“This is a very harsh bill,” said Vladimir Miklashevsky, an economist at Danske Bank in Helsinki.

“The risk of sanctions on sovereign debt was the main reason why we were rather moderate when assessing the future of the Russian economy and its financial markets,” said Liza Ermolenko, an economist at Barclays in London.

Russia’s Finance Ministry declined to comment on the new sanctions bill.

If new U.S. sanctions target only new OFZ issues, their yields may rise by 2 percent and the ruble may weaken by 5 percent, Citi bank analysts said in a note.

The new bill, announced days before U.S. senator Rand Paul is expected to visit Moscow, also envisages sanctions against Russian political figures and oligarchs as well as restrictions on energy investment.

The ruble was also under pressure from market expectations that the Finance Ministry would further increase state purchases of foreign currency for its reserves.

Russian stock indexes were down.

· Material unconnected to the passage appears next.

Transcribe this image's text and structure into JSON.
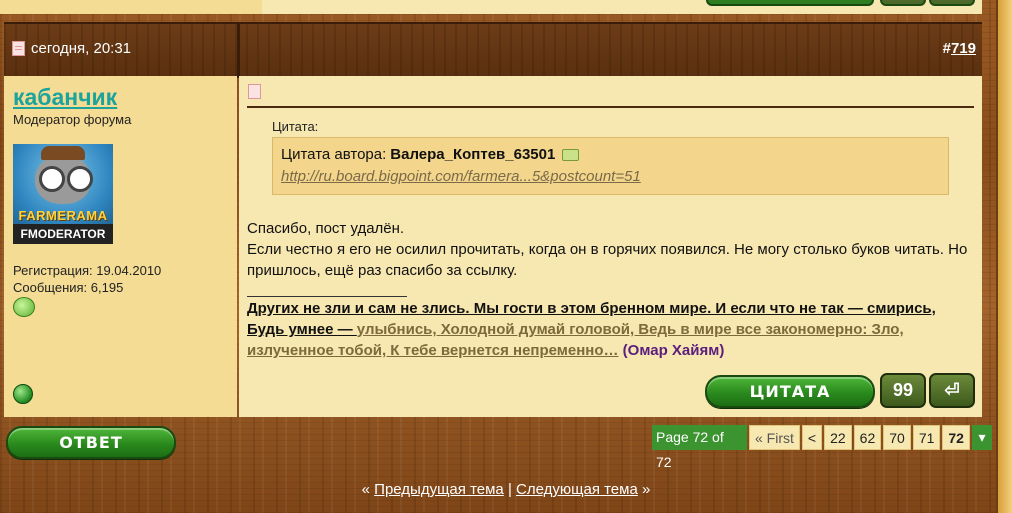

The dollar-denominated RTS index was down 2.2 percent to 1,135 points, while the ruble-based MOEX Russian index shed 1.1 percent to 2,289 points.